==== ENTRIES SHOWN ====

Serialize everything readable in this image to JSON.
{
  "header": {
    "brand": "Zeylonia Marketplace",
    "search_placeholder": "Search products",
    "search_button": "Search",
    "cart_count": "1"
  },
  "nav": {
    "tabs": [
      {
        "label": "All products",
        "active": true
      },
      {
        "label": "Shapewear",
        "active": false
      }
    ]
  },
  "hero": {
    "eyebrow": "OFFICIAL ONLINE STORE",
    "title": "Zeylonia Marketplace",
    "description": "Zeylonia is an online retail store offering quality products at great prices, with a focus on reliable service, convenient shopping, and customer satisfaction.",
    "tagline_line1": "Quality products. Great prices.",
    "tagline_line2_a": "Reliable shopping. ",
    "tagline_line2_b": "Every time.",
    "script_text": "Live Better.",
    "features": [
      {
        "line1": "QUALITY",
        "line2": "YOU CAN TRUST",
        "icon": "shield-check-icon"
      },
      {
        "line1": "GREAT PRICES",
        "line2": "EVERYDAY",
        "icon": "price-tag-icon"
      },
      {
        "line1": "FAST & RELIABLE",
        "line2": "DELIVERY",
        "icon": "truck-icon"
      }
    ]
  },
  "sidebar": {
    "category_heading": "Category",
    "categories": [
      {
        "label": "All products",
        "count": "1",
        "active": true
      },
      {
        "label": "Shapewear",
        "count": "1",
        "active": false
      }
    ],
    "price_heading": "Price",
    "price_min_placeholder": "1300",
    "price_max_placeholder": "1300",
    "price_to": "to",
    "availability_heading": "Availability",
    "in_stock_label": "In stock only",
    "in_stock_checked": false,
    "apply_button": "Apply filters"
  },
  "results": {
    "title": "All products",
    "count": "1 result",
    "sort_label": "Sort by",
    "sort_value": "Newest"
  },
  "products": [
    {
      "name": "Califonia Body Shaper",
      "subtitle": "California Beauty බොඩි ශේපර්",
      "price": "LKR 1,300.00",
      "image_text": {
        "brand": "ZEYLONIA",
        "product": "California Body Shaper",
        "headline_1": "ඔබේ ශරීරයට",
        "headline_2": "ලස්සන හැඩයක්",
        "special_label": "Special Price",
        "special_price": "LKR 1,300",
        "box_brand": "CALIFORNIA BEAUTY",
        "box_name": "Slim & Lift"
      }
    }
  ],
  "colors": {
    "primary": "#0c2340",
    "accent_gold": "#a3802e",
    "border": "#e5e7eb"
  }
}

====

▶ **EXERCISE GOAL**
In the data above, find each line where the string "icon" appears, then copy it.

▶ **OUTPUT OF THE EXERCISE**
        "icon": "shield-check-icon"
        "icon": "price-tag-icon"
        "icon": "truck-icon"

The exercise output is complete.